Get the Most out of Your Computer
2020 has done nothing if not demonstrate to us how much we all depend on our various devices for work and human connection. Unfortunately, though, the volatile job market also means that maybe we can’t rush out to upgrade to the newest and shiniest computers whenever we want. Maybe you’ve got a trusty old workhorse that gets you through the day, but the one thing you need more of is space on your harddrive. Here’s some ideas for salvaging computer storage until you feel confident making that upgrade in a few months.
External Hard Drive
Maybe you’re worried about the security of the data you work with. In that case, a physical hard drive can be a good way to save space on your device. They can be readily encrypted with free software to make them extra secure, so that only the password-holder (theoretically, you) can access them.
If you’re like us and feel like always reaching for that external harddrive when you need to work sounds like a pain, there are lots of great cloud options available. OneDrive comes with the Microsoft Office Suite, so if you’ve got that, you’ve also got access to 5 GB of free cloud storage for all your files. Downside: all the Office products try to force you to save every file in OneDrive, which can quickly eat up your storage. However, if you don’t mind that, like the Office interface, and are willing to pay around $70 a year, you can also get access to 1 TB of storage.
Google Drive is a similar, but more widely available service, since you just have to have a Gmail account to access it, rather than an Office subscription. Also, since Google’s own document-creating software is fairly advanced at this point, if you’re mostly working in word-processing, spreadsheets, and slideshows, you may be able to use Google for all your document creation and storage needs, instead of switching between different suites of software. Up to 15 GB of storage space is free for private users, and 30 GB for Google Suite users, and it’s easy and generally cost-effective to upgrade for more space as needed. An additional perk of Google Drive are the two apps that allow you to access its files directly from your computer, instead of in your web browser. Back up and Sync allows you to store your files on your computer and on the web, while File Stream allows you to store them on the web but sync them to your computer as you need them.
iCloud is Apple’s version of Google Drive, and works very similarly in that it comes with its own document creation suite (Pages, Numbers, and Keynote). Its user interface is also identical to iOS, which is ideal for people already familiar with Apple products. However, free storage space is a bit limited at only 5 GB, with upgrades to 50GB, 200GB, or 2TB coming at different price points.
Of course, we can’t forget the cloud storage OG with Dropbox. Unfortunately, storage space for the free version is now very limited (2GB), but the paid version at around $10/month brings 1TB, plus file-editing capabilities, offline access, and automatic backup of photos and videos.
Free Your Device

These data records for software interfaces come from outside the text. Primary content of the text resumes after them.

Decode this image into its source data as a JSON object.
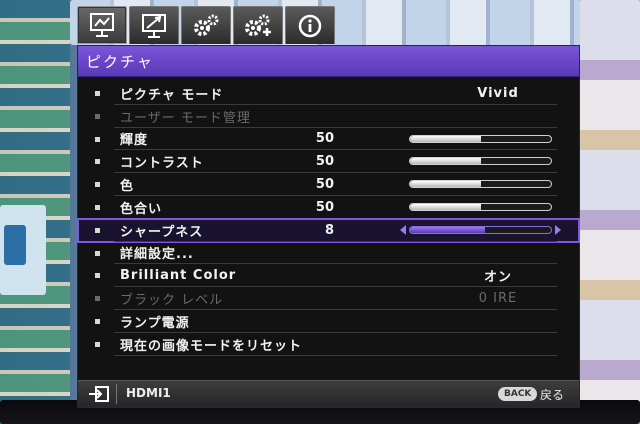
{
  "tabs": [
    {
      "icon": "picture-icon"
    },
    {
      "icon": "picture-advanced-icon"
    },
    {
      "icon": "settings-icon"
    },
    {
      "icon": "system-settings-icon"
    },
    {
      "icon": "info-icon"
    }
  ],
  "menu": {
    "title": "ピクチャ",
    "items": [
      {
        "label": "ピクチャ モード",
        "value": "Vivid"
      },
      {
        "label": "ユーザー モード管理",
        "disabled": true
      },
      {
        "label": "輝度",
        "number": "50",
        "level": 0.5
      },
      {
        "label": "コントラスト",
        "number": "50",
        "level": 0.5
      },
      {
        "label": "色",
        "number": "50",
        "level": 0.5
      },
      {
        "label": "色合い",
        "number": "50",
        "level": 0.5
      },
      {
        "label": "シャープネス",
        "number": "8",
        "level": 0.53,
        "selected": true
      },
      {
        "label": "詳細設定..."
      },
      {
        "label": "Brilliant Color",
        "value": "オン"
      },
      {
        "label": "ブラック レベル",
        "value": "0 IRE",
        "disabled": true
      },
      {
        "label": "ランプ電源"
      },
      {
        "label": "現在の画像モードをリセット"
      }
    ]
  },
  "footer": {
    "source_icon": "input-source-icon",
    "source": "HDMI1",
    "back_button": "BACK",
    "back_label": "戻る"
  },
  "colors": {
    "accent": "#7d57e6",
    "title_bar": "#6a47c8"
  }
}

As you can see, there are a multitude of options available to help you reclaim your computer’s storage. If you’re clever, you can even use multiple storage solutions for different file types to maximize your free options, or if convenience is what makes you happy, you can pay low monthly fees between $1 and $10, to put every file you own in the cloud – safe, secure, easy to access. That’s a lot better than shelling out a grand right now to get a bigger hard drive in a new computer!
And if you notice any bugs pop up once you’ve cleaned out your storage, don’t hesitate to contact us about our easy refresh service to restore your computer to that fresh-out-of-the-box look and performance.